Apple countersued, claiming that Nokia was infringing 13 Apple patents. "Other companies must compete with us by inventing their own technologies, not just by stealing ours," said Bruce Sewell, Apple's general counsel and senior vice-president.
Nokia said the seven patents in the December complaint relate to Nokia's "pioneering innovations that are now being used by Apple to create key features in its products in the area of user interface, as well as camera, antenna and power management technologies.
"These patented technologies are important to Nokia's success as they allow better user experience, lower manufacturing costs, smaller size and longer battery life for Nokia products," it said.
Nokia's general manager for patent licensing Paul Melin said the firm's litigation in Delaware was about Apple's attempt to free-ride on the back of Nokia investment in wireless standards. "The ITC case is about Apple's practice of building its business on Nokia's proprietary innovation," he said.
Although Nokia's smartphones outsell iPhones by five to one, Apple's profits from smartphone sales overshadow Nokia's.
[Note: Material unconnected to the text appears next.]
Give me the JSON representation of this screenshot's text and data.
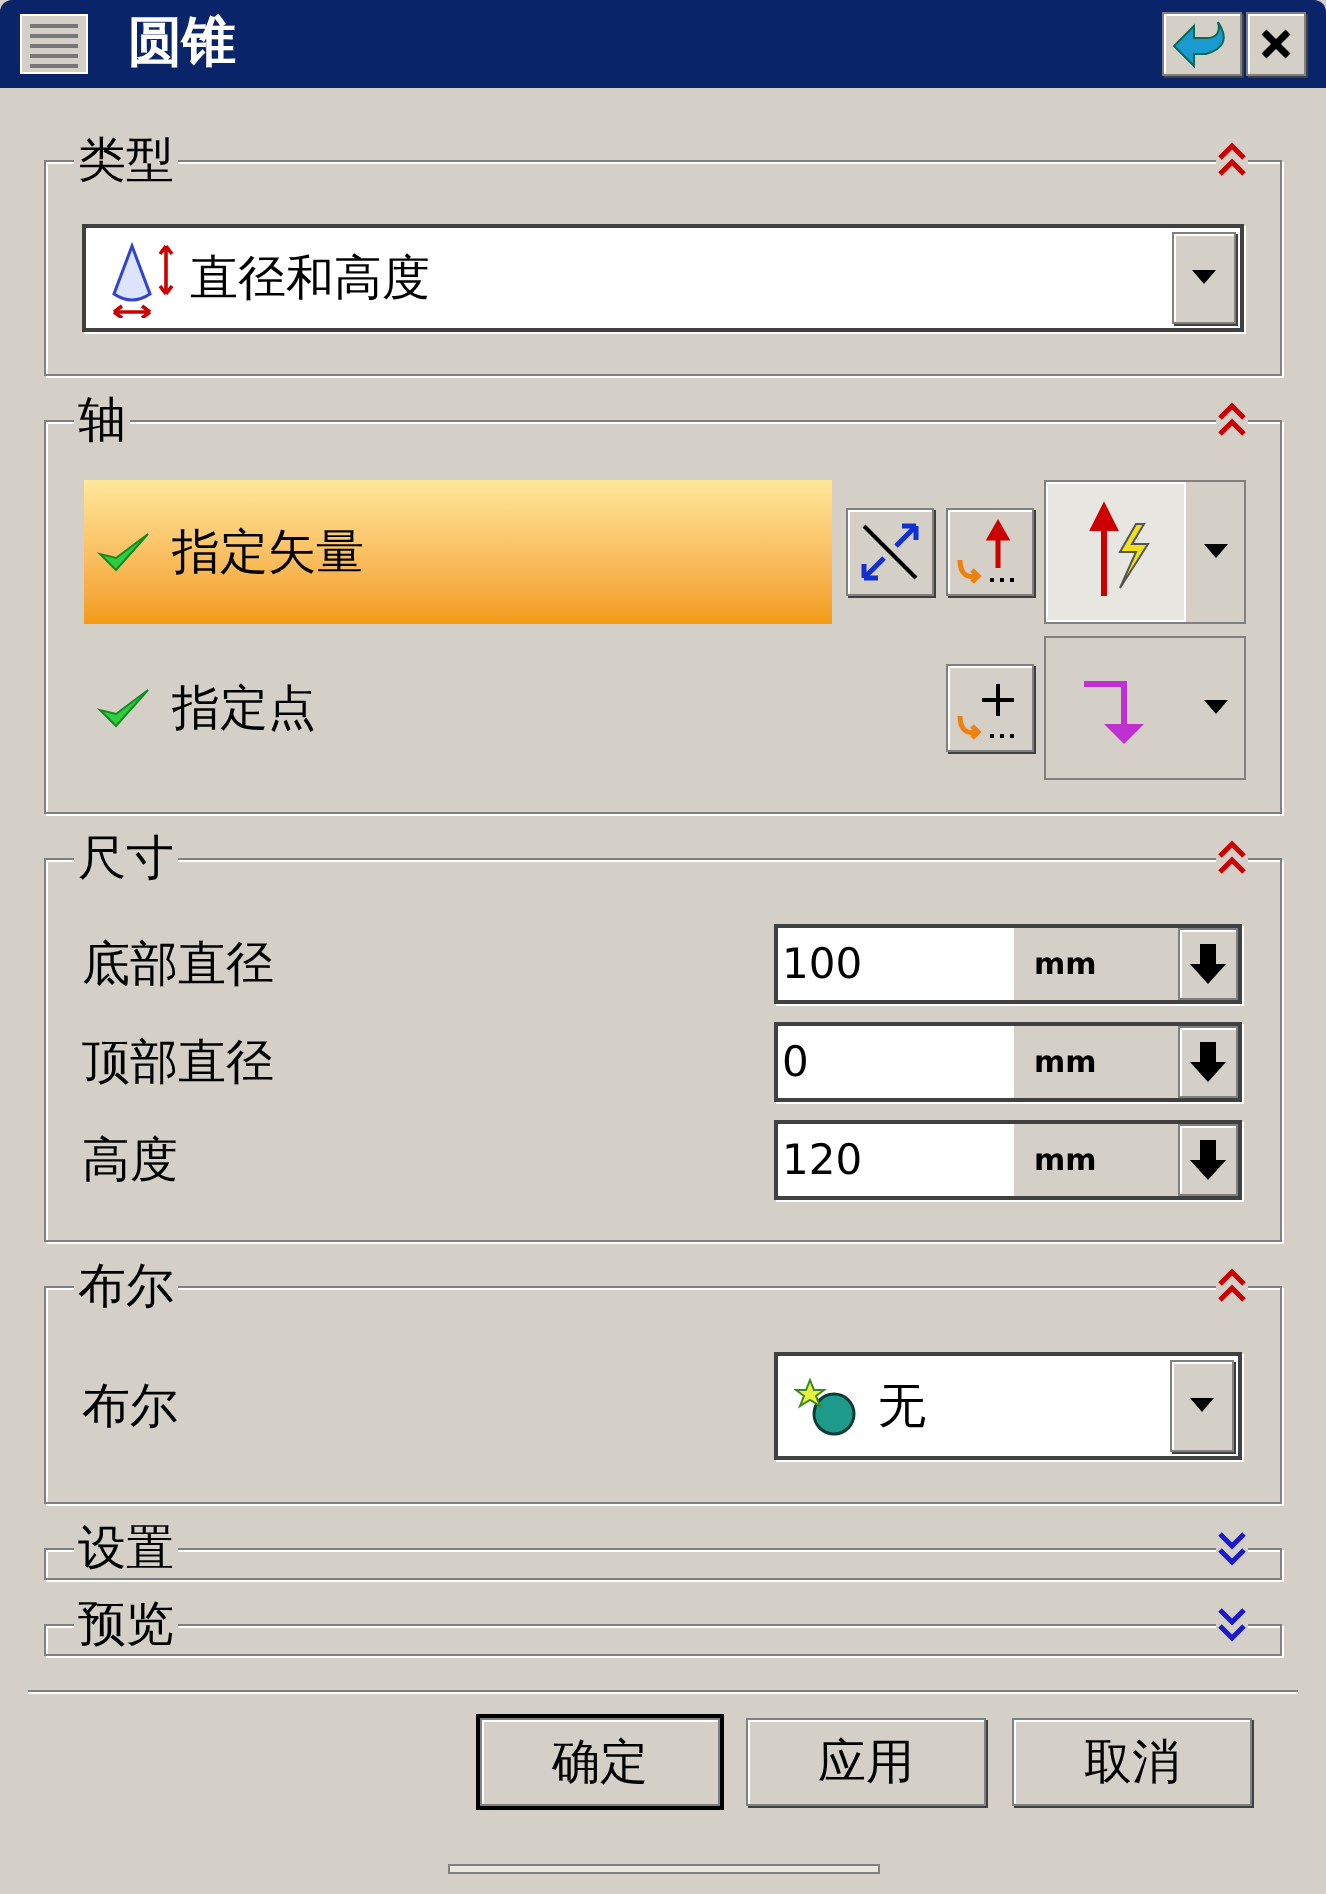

A Nokia spokesman told Reuters at the weekend, "Nokia will study the [USITC] complaint when it is received and continue to defend itself vigorously. However, this does not alter the fact that Apple has failed to agree appropriate terms for using Nokia technology and has been seeking a free ride on Nokia's innovation since it shipped the first iPhone in 2007."